I'm at the launch of the beta of Larry Lessig (and Joe Trippi's) Change Congress campaign: I'll post my notes shortly, but much of it will be up at Lessig's site.
The most interesting part, so far, has been Lessig's argument to conservatives for why we need public financing. First, the idea he semi-endorsed is not full public campaign finance. It is public financing for incumbents, an idea he credits to Paul Begala and James Carville. Incumbents would be prohibited from raising any money, at all, period. Their funds will come from the U.S. Treasury and be a function of how much their opponents raise. If Challenger Jones raises $1 million, Congressman Smith gets a check for $800,000.
Why should conservatives and libertarians support this, given that Lessig accepts a $2 billion estimate of the cost? "Why is government so big?" Lessig asks, rhetorically. "Because Congressmen must get elected. The insidious relationship between the desire to regulate and the need for congressmen to get re-elected drives the expansion of government." Compare that $2 billion cost, Lessig suggests, to a radically shrunken (and less busy) FEC and the diminishment of loopholes and handouts.
Lessig quotes Ronald Reagan on how people vote themselves benefits from the treasury. Lessig agrees with the argument, but not the reasoning. "The problem we face is the problem of crony capitalism. Not wealth pumped down, but wealth pumped up."
Lessig's Powerpoint presentation ends with a morphing of the Obama "CHANGE" sign into Lessig's "CHANGE CONGRESS" sign. "We need to take this important passion for change and direct it towards the institution that really needs to change."
The first question is on whether Lessig wants to limit free speech with public financing. He doesn't. "Some people say we spend too much on campaigns. I don't think we spend enough on campaigns." The presidential campaign will be a billion dollar race? Well, grow up: 18 billion flows around D.C. every year to influence legislation.
The second question is on Lessig's argument that people don't trust the medical community because of big business funding of junk science. "Drug companies and doctors who want to be in the business of approving drugs need to accept that they can't receieve funds from companies. You might say 'That's such a terrible deprivation!" I just don't get that."

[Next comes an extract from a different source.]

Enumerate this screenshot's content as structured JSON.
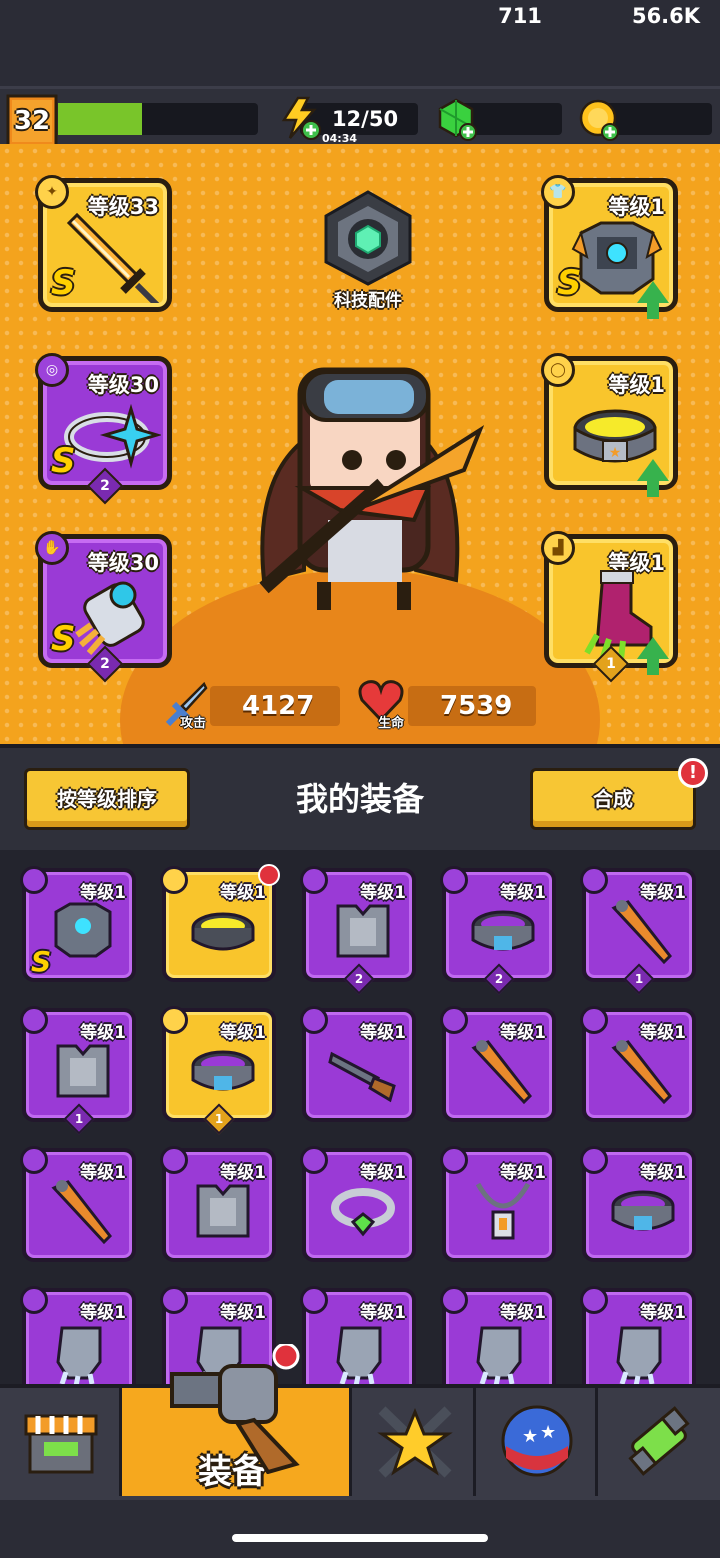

Third question: How does Change Congress avoid becoming like the Ron Paul campaign, well-funded by well-meaning people but unsupported by "boots on the ground"? By offering "ways to engage" on the web site. "The more you can get people writing as well as reading, you turn them into soldiers for this. When somebody starts writing about why somebody supports a candidate, they are no longer a supporter, they are invested." (Uh, tell that to the guys at Ron Paul Forums.)
Fourth: What will happen when national security comes up, since the information won't be as public as, say, information about where farm bill pork is going. Lessig: "I don't know." A ban on earmarks could start the ball rolling. "I don't actually know how we're going to deal with transparency in secret expenditures."
Fifth: A fan from the internet pledges to give money to a candidate who endorses the Lessig platform. The room laughs awkwardly. "Of course, I didn't pay you to say that," Lessig says.
Sixth: What about gerrymandering? It's a problem and we'll deal with it down the line. "Public financing is extremely close to getting enough support to pass, and that would be the first step."
Seventh: A pretty basic question about why, exactly, congressmen are going to sign onto this. Lessig expects it to work like Creative Commons worked: "First get them in the space, and then let's have an argument." And he is not concerned about presidential politics. "When Hillary Clinton says lobbyists and PAC money aren't relevant to her, I actually believe it, because there are too many other issues."
Eighth: In order to put the scare into incumbents, can Change Congress start a database of all its members and make it public? "We can and we have." Lessig is incredibly optimistic about how quickly congressmen will start quivering.
This is, by the way, the techiest lecture I've been to in a while. Blogger Matt Stoller asks a question and half the room murmurs. Someone down the row from me flips open his Dell notebook (a rare non-Macbook!) and explores Stoller's Wikipedia page.